I haven't covered every feature of Hissp, so there are more differences. See the tutorial and FAQ for a bit more thorough overview.

Announcing the release of Hissp 0.2.0, my Lisp to Python transpiler, now available on PyPI.

I've overhauled the documentation with a new quick start in the style of Learn X in Y minutes, and a new macro tutorial, among other things.

New features include raw strings, module literals, unqualified reader macros, escape sequences in symbols and improvements to the basic macros.

I suggest putting those links inside those links. For example, on the github page, changing:

Also available on PyPI.


Also available on PyPI.

Added that PyPI link to the release page. Although it was referring to the pip install command below that.

I'm seeing some serious stock market instability starting near the end of the trading day today. The volatility curves are making me nervous. Sometimes it passes without much happening, but I think there's an elevated risk of a market crash in the next day or three. I can't say how hard. If this instability persists tomorrow morning, I'll be taking some precautions, probably going long volatility. If I had been paying more attention, I might have done this at the end of the trading day today. [As always, I am not your financial advisor, and without knowing your financial situation this cannot be financial advice. Please don't bet the farm. You are responsible for your own money.]

Charting is mostly superstition. This isn't based a gut feel, but on some statistical analysis of past market behavior that has been reliable enough in the past for me to take seriously. I'll try to remember to update this thread in the morning.

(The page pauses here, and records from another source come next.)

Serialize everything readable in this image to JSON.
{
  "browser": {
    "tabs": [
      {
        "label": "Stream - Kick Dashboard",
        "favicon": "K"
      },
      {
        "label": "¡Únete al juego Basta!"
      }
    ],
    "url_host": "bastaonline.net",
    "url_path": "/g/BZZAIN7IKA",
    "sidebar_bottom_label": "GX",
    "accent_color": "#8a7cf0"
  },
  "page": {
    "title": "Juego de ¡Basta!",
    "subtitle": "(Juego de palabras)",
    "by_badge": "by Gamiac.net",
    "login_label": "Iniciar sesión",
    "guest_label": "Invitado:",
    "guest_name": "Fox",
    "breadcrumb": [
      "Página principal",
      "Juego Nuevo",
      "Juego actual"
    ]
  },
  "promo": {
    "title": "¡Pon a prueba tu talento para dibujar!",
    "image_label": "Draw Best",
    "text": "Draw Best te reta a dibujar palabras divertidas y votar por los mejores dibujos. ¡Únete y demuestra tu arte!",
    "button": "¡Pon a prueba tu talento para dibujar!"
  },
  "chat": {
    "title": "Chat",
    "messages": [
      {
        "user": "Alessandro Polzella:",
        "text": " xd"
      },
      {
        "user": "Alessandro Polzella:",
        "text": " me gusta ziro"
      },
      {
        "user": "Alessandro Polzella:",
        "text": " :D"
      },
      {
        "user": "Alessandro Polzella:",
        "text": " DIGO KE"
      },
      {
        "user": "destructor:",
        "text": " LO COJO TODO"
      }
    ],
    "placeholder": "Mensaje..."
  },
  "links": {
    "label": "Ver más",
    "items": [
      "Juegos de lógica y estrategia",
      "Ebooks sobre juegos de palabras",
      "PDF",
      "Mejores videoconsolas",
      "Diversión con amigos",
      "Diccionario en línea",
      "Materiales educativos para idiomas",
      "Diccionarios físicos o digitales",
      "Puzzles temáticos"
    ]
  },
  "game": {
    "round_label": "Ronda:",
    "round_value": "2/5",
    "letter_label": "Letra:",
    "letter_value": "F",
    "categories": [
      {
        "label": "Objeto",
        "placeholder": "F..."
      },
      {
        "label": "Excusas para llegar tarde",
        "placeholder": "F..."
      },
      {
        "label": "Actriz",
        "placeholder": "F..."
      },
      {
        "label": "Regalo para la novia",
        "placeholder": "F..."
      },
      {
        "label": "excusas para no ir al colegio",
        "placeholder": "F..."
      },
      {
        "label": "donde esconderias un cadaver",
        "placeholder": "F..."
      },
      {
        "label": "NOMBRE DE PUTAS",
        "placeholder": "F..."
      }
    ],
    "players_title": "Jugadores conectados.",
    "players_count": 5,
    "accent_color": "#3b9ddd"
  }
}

At market open, the instability I was seeing appears to have passed. That did not last long. I'll keep checking it.

It's a day later, and I'm seeing it again, but barely. I want to see if it persists a while before acting so I don't get whipsawed.

The instability appears to have passed. I didn't go long vol, although I had rebalanced early to reduce some dangerous exposure and reduced my usual small short vol position. I've now restored my usual short vol position. It could be months before we see a blip like this again.

I bought VIX a while ago when it was at 22 expecting this and while it took longer to go up than I expected but it is now rising and at >30 (peak during early Covid was > 60).

I have the same concern. I've been worried about a bubble for a while given all the extra money in stocks pushing up prices well past fundamentals. I expect a correction, but it's hard to know when the market will coordinate to do it because of lack of other places to put stuff. Today felt nuts in a way I expect a reaction. Consequently, I've put my money where my mouth is and rebalanced my portfolio to be more conservative for a while.